Head to Bricksafe via the link in the text above, where you can find full build details, the complete image gallery, and a link to building instructions.
If you’re a rad So-Cal surfer dude, there is literally nothing cooler than a slammed Volkswagen Beetle with a roof-rack. This TLCB Writer is definitely not a rad So-Cal surfer dude, but despite his doughy Northern European composition, he still thinks this slammed Volkswagen Beetle with a roof-rack is pretty cool. Flickr’s RGB900 is the rad So-Cal surfer dude* behind it and there’s more to see via the link.
You wait ages for a bus and then two Mercedes-Benz 280 SEs come along at once. Or something.
This splendid classic Mercedes-Benz 280 SE is the work of recent bloggee FanisLego, who has built it only from the parts found within the LEGO 10258 Creator London Bus set. There’s a detailed engine and interior, opening doors, hood and trunk, and it can built as either a coupe or a convertible from the same parts source.
There’s more of Fanis’ excellent alternate to see at his ‘Mercedes-Benz 280 SE’ album on Bricksafe and you can take a look via the link above.
This is a classic 1960s Ford Bronco. And so is this. Yup, we have two brilliant brick-built Broncos today, each of which looks stunningly accurate, and yet the two are constructed entirely differently, such are the infinite possibilities of the LEGO brick.

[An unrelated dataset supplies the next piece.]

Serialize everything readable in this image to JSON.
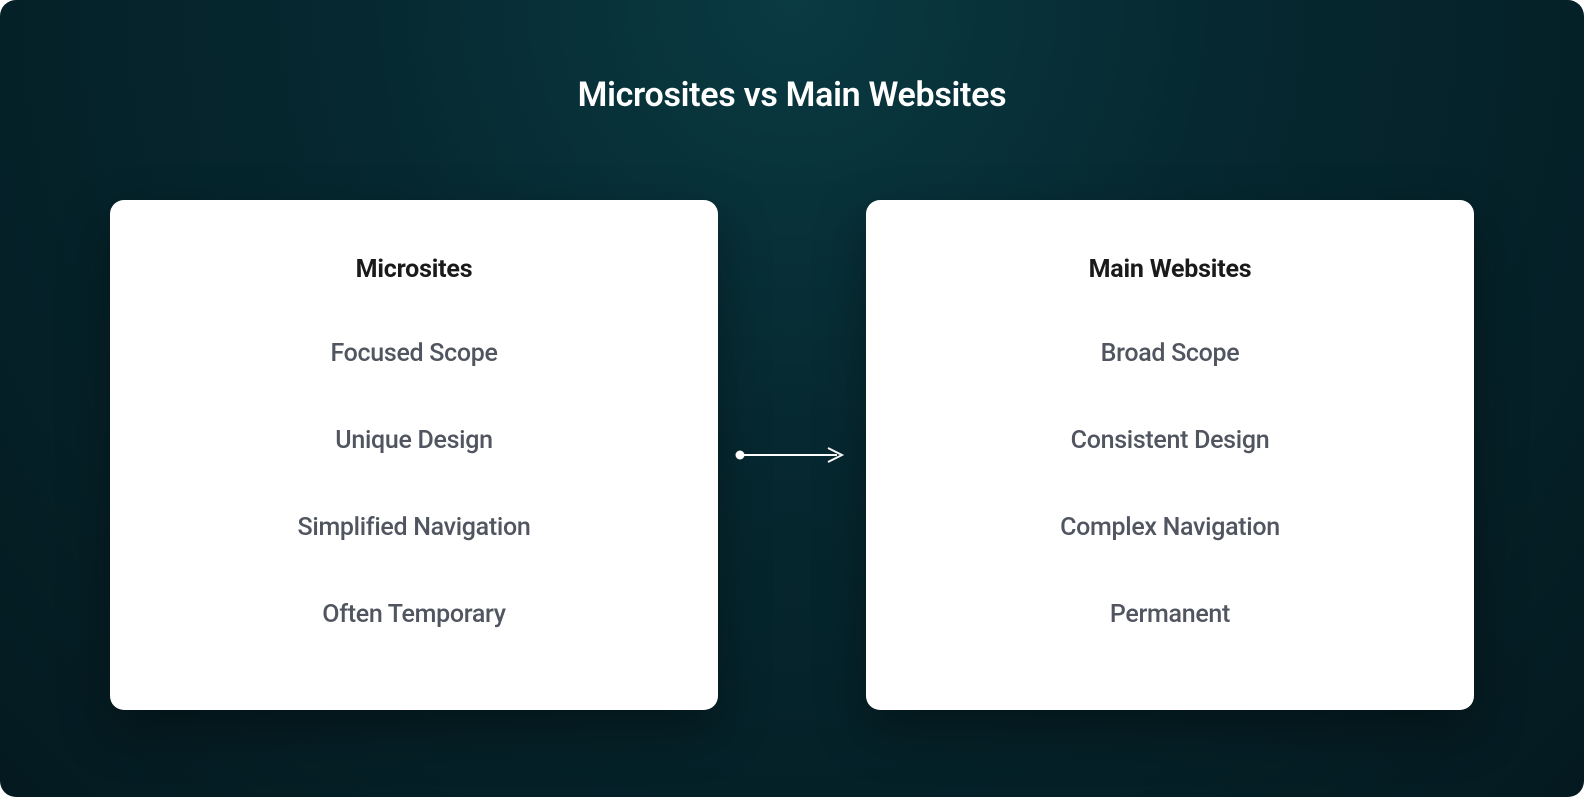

The blue ’68 Bronco is the work of Michael217, whose Model Team style creation deploys a raft of ‘Studs Not on Top’ techniques to recreate the iconic shape. There are opening doors, a raising hood, a removable hardtop, and a two-piece tailgate, behind each of which are beautifully detailed internals.
Built in exactly the same scale, but using traditional studs-up techniques, is FanisLego’s red ’65 Bronco, which also includes opening doors, a raising hood, a removable hardtop, and a two-piece tailgate, again behind each of which are beautifully detailed internals.
Fanis’ Bronco also deploys a few more ‘Creator’ style techniques, including ‘glass’ for the windows, and the smoothing of nearly every visible stud.
Michael217 has chosen to omit the glass in his windows, but there’s rather more hidden underneath the chassis of his blue ’68, where a complete remote control drivetrain has been packed in. All-wheel-drive courtesy of two L Motors, Servo steering, and all-wheel-suspension all feature, without a hint of the clever engineering within being revealing visibly.
Each Bronco is fantastic example of the versatility of our favourite plastic bricks, using two completely different compositions to deliver an identically scaled highly realistic creation packed with with features.
Whilst 1960s America got the Ford Mustang, we got this; the 997cc Ford Anglia 105E. Like the Mustang though, the fourth generation Anglia was phenomenally successful, selling over a million units in an eight year production run. It was just – with a top speed of 73mph and 0-60mph in 27 seconds – a little slower than its American cousin.
One of those million-plus owners was of course Arthur Weasley from the Harry Potter series, who outfitted his light blue Anglia 105E with the ability for magical flight, and cued the creation of a thousand blue brick-built Anglias.
But not today, because regular bloggee 1saac W. has not built the Harry Potter Anglia, rather a normal non-magical one, and we’re all in favour of that.
That’s because unlike say, a DeLorean DMC-12, which was total garbage as a car and only survives thanks to some time-travelling movie modifications, the Anglia was an excellent and widely celebrated little British car long before its starring role in the movie scene where it crashed into the Buggering Birch.
Which means we love this humble white Ford Anglia 105E, devoid of wizards, enchanted flight, and a tree with a lust for violence, and there’s more to see at 1saac’s photostream, where Harry Potter is nowhere to be found.